→ **WORK TO BE COMPLETED**
Output all of the data below exactly as given.

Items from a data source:
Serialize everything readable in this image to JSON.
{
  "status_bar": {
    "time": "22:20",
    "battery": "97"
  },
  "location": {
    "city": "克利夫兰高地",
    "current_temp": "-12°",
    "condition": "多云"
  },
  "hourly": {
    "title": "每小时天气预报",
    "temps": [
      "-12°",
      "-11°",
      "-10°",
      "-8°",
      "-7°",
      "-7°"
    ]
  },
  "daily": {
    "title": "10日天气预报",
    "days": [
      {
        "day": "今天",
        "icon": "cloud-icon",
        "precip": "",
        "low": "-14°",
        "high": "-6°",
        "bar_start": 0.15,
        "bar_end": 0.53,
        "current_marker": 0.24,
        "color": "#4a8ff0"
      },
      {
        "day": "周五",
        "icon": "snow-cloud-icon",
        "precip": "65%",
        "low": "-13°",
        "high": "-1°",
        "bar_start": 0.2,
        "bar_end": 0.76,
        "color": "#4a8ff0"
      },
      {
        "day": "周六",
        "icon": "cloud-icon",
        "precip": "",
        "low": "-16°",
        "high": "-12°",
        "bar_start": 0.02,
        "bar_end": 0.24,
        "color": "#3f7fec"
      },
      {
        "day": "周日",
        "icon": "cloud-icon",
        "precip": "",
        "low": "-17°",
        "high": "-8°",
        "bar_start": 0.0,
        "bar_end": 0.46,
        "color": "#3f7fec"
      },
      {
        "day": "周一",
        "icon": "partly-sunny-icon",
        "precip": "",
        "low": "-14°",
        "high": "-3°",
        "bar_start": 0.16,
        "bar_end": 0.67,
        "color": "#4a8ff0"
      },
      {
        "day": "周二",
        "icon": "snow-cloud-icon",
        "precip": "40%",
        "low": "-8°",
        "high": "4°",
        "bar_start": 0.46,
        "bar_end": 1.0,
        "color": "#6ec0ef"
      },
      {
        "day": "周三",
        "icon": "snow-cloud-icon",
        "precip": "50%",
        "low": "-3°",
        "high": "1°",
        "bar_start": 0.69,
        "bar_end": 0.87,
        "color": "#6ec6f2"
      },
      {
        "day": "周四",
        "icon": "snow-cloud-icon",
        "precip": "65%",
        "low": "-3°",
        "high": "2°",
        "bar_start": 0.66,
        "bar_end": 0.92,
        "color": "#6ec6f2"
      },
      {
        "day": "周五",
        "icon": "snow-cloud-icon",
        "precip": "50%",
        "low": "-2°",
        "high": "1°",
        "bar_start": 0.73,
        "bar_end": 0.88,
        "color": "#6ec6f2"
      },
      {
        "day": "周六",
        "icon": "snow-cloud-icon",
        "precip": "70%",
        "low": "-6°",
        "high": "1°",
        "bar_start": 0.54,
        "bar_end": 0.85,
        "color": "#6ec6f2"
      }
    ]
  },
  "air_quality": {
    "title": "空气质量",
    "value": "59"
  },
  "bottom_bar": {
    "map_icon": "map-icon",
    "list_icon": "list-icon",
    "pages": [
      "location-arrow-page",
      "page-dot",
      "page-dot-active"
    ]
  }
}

→ **RESULT BELOW**
Serialize everything readable in this image to JSON.
{
  "status_bar": {
    "time": "22:20",
    "battery": "97"
  },
  "location": {
    "city": "克利夫兰高地",
    "current_temp": "-12°",
    "condition": "多云"
  },
  "hourly": {
    "title": "每小时天气预报",
    "temps": [
      "-12°",
      "-11°",
      "-10°",
      "-8°",
      "-7°",
      "-7°"
    ]
  },
  "daily": {
    "title": "10日天气预报",
    "days": [
      {
        "day": "今天",
        "icon": "cloud-icon",
        "precip": "",
        "low": "-14°",
        "high": "-6°",
        "bar_start": 0.15,
        "bar_end": 0.53,
        "current_marker": 0.24,
        "color": "#4a8ff0"
      },
      {
        "day": "周五",
        "icon": "snow-cloud-icon",
        "precip": "65%",
        "low": "-13°",
        "high": "-1°",
        "bar_start": 0.2,
        "bar_end": 0.76,
        "color": "#4a8ff0"
      },
      {
        "day": "周六",
        "icon": "cloud-icon",
        "precip": "",
        "low": "-16°",
        "high": "-12°",
        "bar_start": 0.02,
        "bar_end": 0.24,
        "color": "#3f7fec"
      },
      {
        "day": "周日",
        "icon": "cloud-icon",
        "precip": "",
        "low": "-17°",
        "high": "-8°",
        "bar_start": 0.0,
        "bar_end": 0.46,
        "color": "#3f7fec"
      },
      {
        "day": "周一",
        "icon": "partly-sunny-icon",
        "precip": "",
        "low": "-14°",
        "high": "-3°",
        "bar_start": 0.16,
        "bar_end": 0.67,
        "color": "#4a8ff0"
      },
      {
        "day": "周二",
        "icon": "snow-cloud-icon",
        "precip": "40%",
        "low": "-8°",
        "high": "4°",
        "bar_start": 0.46,
        "bar_end": 1.0,
        "color": "#6ec0ef"
      },
      {
        "day": "周三",
        "icon": "snow-cloud-icon",
        "precip": "50%",
        "low": "-3°",
        "high": "1°",
        "bar_start": 0.69,
        "bar_end": 0.87,
        "color": "#6ec6f2"
      },
      {
        "day": "周四",
        "icon": "snow-cloud-icon",
        "precip": "65%",
        "low": "-3°",
        "high": "2°",
        "bar_start": 0.66,
        "bar_end": 0.92,
        "color": "#6ec6f2"
      },
      {
        "day": "周五",
        "icon": "snow-cloud-icon",
        "precip": "50%",
        "low": "-2°",
        "high": "1°",
        "bar_start": 0.73,
        "bar_end": 0.88,
        "color": "#6ec6f2"
      },
      {
        "day": "周六",
        "icon": "snow-cloud-icon",
        "precip": "70%",
        "low": "-6°",
        "high": "1°",
        "bar_start": 0.54,
        "bar_end": 0.85,
        "color": "#6ec6f2"
      }
    ]
  },
  "air_quality": {
    "title": "空气质量",
    "value": "59"
  },
  "bottom_bar": {
    "map_icon": "map-icon",
    "list_icon": "list-icon",
    "pages": [
      "location-arrow-page",
      "page-dot",
      "page-dot-active"
    ]
  }
}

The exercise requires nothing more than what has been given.